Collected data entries

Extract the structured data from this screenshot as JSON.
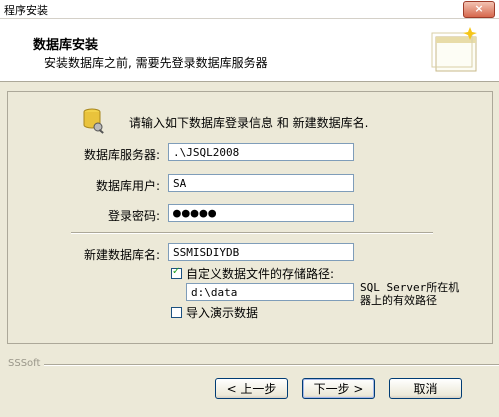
{
  "window": {
    "title": "程序安装",
    "close_label": "×"
  },
  "header": {
    "title": "数据库安装",
    "subtitle": "安装数据库之前, 需要先登录数据库服务器"
  },
  "intro_text": "请输入如下数据库登录信息 和 新建数据库名.",
  "form": {
    "server_label": "数据库服务器:",
    "server_value": ".\\JSQL2008",
    "user_label": "数据库用户:",
    "user_value": "SA",
    "password_label": "登录密码:",
    "password_value": "●●●●●",
    "newdb_label": "新建数据库名:",
    "newdb_value": "SSMISDIYDB",
    "custom_path_label": "自定义数据文件的存储路径:",
    "custom_path_checked": true,
    "path_value": "d:\\data",
    "path_note": "SQL Server所在机器上的有效路径",
    "import_demo_label": "导入演示数据",
    "import_demo_checked": false
  },
  "footer": {
    "brand": "SSSoft",
    "back_label": "< 上一步",
    "next_label": "下一步 >",
    "cancel_label": "取消"
  },
  "icons": {
    "header": "wizard-icon",
    "intro": "database-icon"
  }
}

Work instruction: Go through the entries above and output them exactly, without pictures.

Result for this task:
Extract the structured data from this screenshot as JSON.
{
  "window": {
    "title": "程序安装",
    "close_label": "×"
  },
  "header": {
    "title": "数据库安装",
    "subtitle": "安装数据库之前, 需要先登录数据库服务器"
  },
  "intro_text": "请输入如下数据库登录信息 和 新建数据库名.",
  "form": {
    "server_label": "数据库服务器:",
    "server_value": ".\\JSQL2008",
    "user_label": "数据库用户:",
    "user_value": "SA",
    "password_label": "登录密码:",
    "password_value": "●●●●●",
    "newdb_label": "新建数据库名:",
    "newdb_value": "SSMISDIYDB",
    "custom_path_label": "自定义数据文件的存储路径:",
    "custom_path_checked": true,
    "path_value": "d:\\data",
    "path_note": "SQL Server所在机器上的有效路径",
    "import_demo_label": "导入演示数据",
    "import_demo_checked": false
  },
  "footer": {
    "brand": "SSSoft",
    "back_label": "< 上一步",
    "next_label": "下一步 >",
    "cancel_label": "取消"
  },
  "icons": {
    "header": "wizard-icon",
    "intro": "database-icon"
  }
}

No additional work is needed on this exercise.